## WHAT TO PRODUCE
State how many lines of the entries include the string "应用凭证", please, leaving out everything but the number.

## PROVIDED RECORDS
══════════════════════════════

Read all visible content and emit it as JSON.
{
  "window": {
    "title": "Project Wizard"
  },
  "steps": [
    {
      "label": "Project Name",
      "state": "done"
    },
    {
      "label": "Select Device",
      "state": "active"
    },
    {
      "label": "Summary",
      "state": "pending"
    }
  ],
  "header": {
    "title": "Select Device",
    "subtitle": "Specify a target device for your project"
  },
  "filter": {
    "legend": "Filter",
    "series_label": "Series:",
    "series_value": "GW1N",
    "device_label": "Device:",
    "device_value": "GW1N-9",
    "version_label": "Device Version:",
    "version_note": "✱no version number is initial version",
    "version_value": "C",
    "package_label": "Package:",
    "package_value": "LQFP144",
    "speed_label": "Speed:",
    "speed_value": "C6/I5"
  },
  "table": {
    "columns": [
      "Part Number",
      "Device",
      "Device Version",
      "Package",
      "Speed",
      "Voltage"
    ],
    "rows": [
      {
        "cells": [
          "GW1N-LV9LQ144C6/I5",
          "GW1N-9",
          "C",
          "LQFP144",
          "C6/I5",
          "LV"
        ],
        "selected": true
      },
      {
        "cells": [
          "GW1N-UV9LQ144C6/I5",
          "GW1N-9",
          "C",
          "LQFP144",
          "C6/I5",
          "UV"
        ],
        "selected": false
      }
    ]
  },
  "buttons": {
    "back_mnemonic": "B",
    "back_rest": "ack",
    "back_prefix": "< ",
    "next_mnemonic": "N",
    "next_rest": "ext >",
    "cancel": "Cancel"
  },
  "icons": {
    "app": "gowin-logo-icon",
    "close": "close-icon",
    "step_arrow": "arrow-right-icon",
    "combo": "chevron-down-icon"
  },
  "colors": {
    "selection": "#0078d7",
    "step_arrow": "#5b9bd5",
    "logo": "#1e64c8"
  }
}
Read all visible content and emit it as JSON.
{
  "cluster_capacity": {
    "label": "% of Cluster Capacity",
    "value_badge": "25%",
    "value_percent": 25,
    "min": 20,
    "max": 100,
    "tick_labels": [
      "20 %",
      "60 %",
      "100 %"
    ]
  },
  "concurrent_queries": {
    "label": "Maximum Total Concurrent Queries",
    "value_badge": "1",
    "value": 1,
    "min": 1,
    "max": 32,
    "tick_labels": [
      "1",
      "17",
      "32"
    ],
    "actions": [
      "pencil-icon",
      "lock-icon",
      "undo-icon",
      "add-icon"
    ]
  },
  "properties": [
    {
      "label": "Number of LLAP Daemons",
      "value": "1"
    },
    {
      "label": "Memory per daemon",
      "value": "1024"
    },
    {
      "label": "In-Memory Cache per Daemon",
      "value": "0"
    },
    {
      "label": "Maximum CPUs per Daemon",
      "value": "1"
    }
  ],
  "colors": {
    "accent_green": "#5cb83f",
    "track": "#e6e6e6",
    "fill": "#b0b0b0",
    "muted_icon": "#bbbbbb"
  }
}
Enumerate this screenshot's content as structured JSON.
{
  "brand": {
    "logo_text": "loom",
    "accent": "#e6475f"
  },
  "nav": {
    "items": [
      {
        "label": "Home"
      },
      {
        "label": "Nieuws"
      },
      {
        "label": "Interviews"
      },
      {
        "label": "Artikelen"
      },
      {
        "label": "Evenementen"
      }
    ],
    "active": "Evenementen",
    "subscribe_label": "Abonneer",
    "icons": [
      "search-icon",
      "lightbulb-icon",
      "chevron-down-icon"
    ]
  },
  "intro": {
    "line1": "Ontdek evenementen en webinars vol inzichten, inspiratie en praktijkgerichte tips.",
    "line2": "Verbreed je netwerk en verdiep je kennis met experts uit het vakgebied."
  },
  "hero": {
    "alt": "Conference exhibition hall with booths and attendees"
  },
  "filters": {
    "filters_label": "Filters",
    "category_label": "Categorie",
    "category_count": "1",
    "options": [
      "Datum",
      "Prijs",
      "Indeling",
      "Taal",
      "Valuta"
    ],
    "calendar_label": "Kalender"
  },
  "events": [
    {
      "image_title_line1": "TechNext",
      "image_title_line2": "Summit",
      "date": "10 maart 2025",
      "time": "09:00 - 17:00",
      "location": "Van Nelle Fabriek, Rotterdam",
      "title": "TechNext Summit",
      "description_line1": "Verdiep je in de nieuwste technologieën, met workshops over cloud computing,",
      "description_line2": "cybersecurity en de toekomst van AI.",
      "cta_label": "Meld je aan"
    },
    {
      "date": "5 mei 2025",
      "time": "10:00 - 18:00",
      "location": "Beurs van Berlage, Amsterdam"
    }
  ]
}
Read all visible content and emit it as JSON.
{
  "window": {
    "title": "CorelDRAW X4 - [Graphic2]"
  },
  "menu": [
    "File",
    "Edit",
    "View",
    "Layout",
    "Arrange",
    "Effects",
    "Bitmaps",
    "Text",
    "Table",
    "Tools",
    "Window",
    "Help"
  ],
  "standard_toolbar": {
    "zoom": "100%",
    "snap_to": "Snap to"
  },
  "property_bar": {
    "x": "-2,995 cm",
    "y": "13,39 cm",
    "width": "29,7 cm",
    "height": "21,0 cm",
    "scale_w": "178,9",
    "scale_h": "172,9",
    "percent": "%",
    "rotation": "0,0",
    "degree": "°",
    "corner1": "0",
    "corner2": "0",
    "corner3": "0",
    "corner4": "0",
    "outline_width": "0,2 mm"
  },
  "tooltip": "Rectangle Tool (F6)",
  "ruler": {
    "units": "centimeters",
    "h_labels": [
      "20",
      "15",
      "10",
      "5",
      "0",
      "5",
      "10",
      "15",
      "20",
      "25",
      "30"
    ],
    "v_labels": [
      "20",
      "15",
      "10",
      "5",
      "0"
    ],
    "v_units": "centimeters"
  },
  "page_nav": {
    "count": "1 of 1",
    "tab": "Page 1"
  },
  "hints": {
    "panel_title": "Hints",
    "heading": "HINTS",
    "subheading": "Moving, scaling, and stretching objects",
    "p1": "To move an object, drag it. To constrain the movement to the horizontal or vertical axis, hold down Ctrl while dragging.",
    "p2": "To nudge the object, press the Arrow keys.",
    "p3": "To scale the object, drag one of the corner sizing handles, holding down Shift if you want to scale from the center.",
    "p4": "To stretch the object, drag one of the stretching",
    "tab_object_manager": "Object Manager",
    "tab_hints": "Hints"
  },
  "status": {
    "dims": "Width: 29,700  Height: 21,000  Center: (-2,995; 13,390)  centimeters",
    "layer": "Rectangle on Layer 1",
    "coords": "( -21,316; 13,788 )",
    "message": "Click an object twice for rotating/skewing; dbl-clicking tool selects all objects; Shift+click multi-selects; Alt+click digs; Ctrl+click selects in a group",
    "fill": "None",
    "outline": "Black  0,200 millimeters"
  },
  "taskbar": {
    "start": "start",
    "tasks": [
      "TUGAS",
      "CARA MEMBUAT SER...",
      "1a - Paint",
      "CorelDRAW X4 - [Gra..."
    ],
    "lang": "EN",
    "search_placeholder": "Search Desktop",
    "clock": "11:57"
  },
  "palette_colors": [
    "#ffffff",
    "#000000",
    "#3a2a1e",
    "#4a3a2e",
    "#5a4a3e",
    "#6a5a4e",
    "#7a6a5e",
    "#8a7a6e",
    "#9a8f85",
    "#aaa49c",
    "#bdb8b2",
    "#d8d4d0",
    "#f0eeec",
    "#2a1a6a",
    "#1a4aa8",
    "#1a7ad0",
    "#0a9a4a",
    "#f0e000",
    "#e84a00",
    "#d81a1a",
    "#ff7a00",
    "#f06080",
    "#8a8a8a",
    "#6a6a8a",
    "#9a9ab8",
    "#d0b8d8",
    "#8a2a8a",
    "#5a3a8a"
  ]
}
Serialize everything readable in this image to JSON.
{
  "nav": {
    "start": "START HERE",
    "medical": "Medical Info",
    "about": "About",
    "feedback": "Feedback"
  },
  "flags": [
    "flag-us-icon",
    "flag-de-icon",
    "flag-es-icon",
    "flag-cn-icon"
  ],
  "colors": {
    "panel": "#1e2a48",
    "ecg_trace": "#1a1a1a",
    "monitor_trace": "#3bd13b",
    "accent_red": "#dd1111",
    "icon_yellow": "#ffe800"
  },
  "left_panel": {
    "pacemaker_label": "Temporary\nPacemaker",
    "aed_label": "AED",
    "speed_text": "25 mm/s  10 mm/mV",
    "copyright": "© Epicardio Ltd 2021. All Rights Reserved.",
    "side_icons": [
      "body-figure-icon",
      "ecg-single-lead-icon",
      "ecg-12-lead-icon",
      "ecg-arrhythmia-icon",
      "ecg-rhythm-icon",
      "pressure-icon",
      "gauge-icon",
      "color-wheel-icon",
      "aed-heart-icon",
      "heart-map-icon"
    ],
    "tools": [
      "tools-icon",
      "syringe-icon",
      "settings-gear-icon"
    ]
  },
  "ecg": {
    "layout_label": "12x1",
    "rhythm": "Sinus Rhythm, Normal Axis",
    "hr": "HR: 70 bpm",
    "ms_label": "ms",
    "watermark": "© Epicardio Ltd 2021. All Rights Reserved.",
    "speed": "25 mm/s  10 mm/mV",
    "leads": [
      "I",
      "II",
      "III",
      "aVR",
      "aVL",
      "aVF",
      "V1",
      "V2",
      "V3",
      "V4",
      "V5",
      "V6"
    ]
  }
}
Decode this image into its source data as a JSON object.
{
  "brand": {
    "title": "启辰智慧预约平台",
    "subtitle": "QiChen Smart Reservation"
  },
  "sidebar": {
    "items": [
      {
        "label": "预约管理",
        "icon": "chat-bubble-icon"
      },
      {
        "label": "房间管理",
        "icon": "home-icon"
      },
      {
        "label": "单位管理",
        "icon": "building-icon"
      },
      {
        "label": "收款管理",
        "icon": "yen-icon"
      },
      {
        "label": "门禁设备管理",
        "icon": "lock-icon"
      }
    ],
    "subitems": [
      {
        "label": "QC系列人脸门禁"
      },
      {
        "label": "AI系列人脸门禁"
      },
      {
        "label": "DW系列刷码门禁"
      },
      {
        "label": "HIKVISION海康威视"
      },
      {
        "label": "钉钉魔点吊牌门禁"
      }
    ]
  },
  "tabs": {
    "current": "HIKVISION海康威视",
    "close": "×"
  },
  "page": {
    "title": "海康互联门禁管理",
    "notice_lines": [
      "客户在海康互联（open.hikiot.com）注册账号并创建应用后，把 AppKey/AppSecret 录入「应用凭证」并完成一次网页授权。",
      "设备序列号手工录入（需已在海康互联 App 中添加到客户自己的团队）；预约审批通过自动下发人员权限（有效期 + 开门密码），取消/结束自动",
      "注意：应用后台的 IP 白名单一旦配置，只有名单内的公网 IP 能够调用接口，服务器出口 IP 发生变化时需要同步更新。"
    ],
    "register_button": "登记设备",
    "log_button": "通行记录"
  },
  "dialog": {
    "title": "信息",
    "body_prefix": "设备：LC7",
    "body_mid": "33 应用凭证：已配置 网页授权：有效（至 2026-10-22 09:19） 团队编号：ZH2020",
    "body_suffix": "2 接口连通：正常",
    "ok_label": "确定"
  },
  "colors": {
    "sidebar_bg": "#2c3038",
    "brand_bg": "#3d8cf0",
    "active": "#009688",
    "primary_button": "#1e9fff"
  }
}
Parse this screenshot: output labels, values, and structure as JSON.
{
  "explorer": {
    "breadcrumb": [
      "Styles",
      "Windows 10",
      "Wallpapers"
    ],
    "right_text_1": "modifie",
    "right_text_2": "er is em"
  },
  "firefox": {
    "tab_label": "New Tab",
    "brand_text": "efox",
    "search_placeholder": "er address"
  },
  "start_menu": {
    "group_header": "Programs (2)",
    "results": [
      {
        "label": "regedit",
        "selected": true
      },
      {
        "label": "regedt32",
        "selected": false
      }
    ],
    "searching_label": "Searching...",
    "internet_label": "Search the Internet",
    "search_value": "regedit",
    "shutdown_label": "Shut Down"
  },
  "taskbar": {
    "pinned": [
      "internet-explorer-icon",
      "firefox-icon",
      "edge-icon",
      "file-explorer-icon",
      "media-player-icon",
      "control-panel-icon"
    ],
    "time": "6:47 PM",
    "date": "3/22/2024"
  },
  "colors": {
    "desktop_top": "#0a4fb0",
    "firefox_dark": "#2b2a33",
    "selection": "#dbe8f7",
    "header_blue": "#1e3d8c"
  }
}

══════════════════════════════

## ANSWER FOR THE TASK
2